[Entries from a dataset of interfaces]
=====

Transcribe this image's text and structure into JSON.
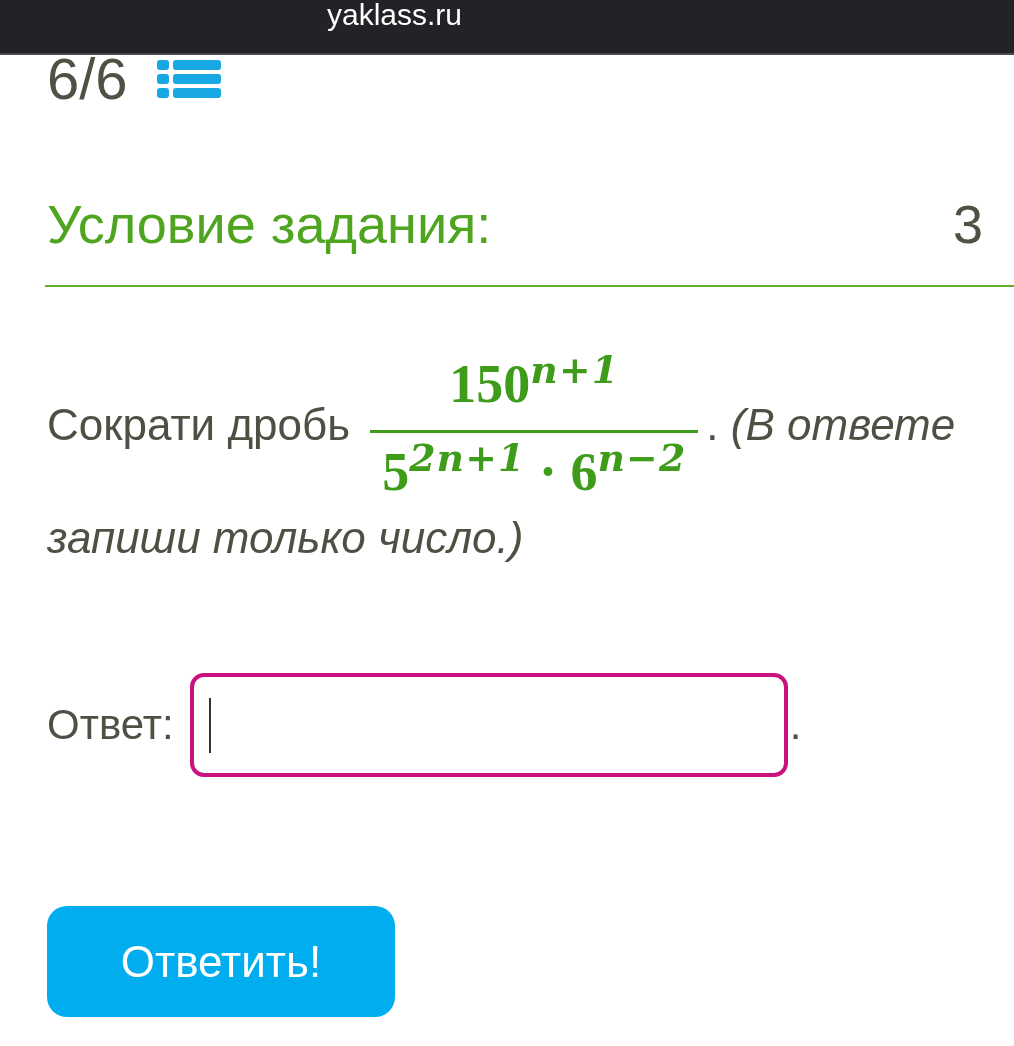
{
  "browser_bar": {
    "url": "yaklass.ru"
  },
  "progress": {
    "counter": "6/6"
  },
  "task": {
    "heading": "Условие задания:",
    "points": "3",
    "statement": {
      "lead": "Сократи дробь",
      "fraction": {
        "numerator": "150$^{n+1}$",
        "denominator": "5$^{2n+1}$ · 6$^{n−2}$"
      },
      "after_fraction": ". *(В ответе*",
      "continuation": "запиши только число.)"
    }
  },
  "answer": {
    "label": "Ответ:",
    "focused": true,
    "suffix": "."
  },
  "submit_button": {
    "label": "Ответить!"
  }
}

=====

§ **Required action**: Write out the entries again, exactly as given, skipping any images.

§ **Your solution**:
Transcribe this image's text and structure into JSON.
{
  "browser_bar": {
    "url": "yaklass.ru"
  },
  "progress": {
    "counter": "6/6"
  },
  "task": {
    "heading": "Условие задания:",
    "points": "3",
    "statement": {
      "lead": "Сократи дробь",
      "fraction": {
        "numerator": "150$^{n+1}$",
        "denominator": "5$^{2n+1}$ · 6$^{n−2}$"
      },
      "after_fraction": ". *(В ответе*",
      "continuation": "запиши только число.)"
    }
  },
  "answer": {
    "label": "Ответ:",
    "focused": true,
    "suffix": "."
  },
  "submit_button": {
    "label": "Ответить!"
  }
}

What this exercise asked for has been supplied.